  • Community: Terri Venello, 14-7232
  • Home Care and Hospice: Jane Hanahan, 610-394-1003
  • Supplemental Staffing: Linda Parker, 610-480-8251

Executive Endings

Jane Hanahan, RN, BSN, MHA
Director of Home Care/Hospice
Crozer-Keystone Health System

It takes a special person to work in hospice care. Most nurses who are drawn to this field are very sensitive clinicians with unique qualities, values and work experience. People often ask, “How do you do it?” While hospice work can be very sad, it is also very rewarding to provide comfort to patients at the end of their lives, as well as support to their families.

There are many misconceptions surrounding hospice – also known as the “H” word – because people think it means throwing in the towel. But that’s not true. The goal of hospice is not to hasten death. Rather, we help patients focus on the meaning of life in the presence of terminal illness, and make it possible for them to carry on with life as fully and as long as possible.

Another misconception is that all patients in hospice care have cancer. In reality, 55 percent of our patients have non-cancerous conditions such as end-stage cardiac or lung disease. These patients choose hospice care because they just don’t want to go in and out of the hospital anymore.  They are grateful that we can help relieve symptoms such as anxiety and shortness of breath and prevent hospitalization.

In addition to providing physical care, hospice also provides for the patient’s social, emotional and spiritual needs. While affirming life, we try to make dying as graceful and pain-free as possible.

The patient’s entire family and caregivers are considered part of our unit of care. It is reassuring for the family to know that they can call someone in hospice care whenever they have concerns about their loved one, and we recognize the importance of keeping them well informed.

When the patient dies, our work is not done. We follow the family for another 13 months, making phone calls, sending mailings, offering bereavement support groups and referring them to professional bereavement counseling when appropriate. Memorial services are offered twice a year, and some people come back year after year. A special bond forms between hospice nurses and the patients’ families, and they welcome this opportunity to reconnect with the staff who supported them and their loved ones.

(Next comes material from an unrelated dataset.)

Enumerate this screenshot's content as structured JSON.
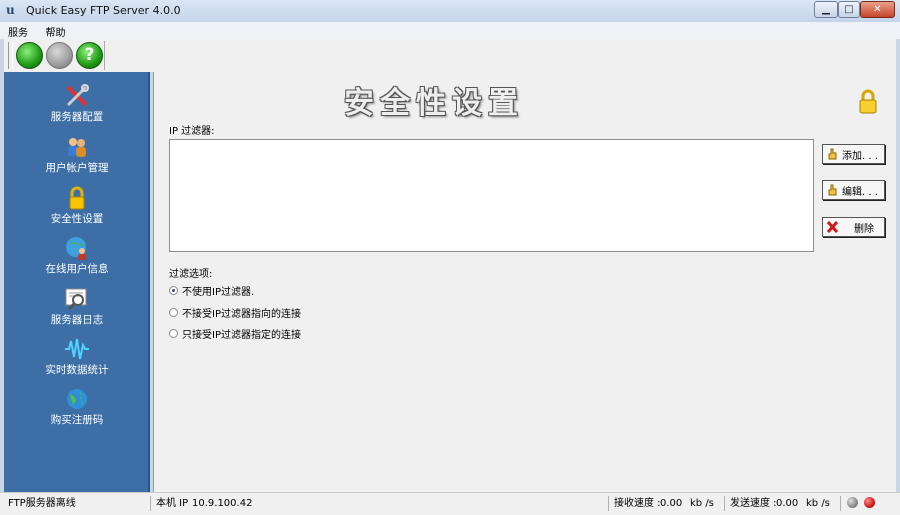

Hospice nurses possess a special brand of courage, caring and commitment. They devote their lives to helping others face the end of their own lives in their own way, with dignity and peace.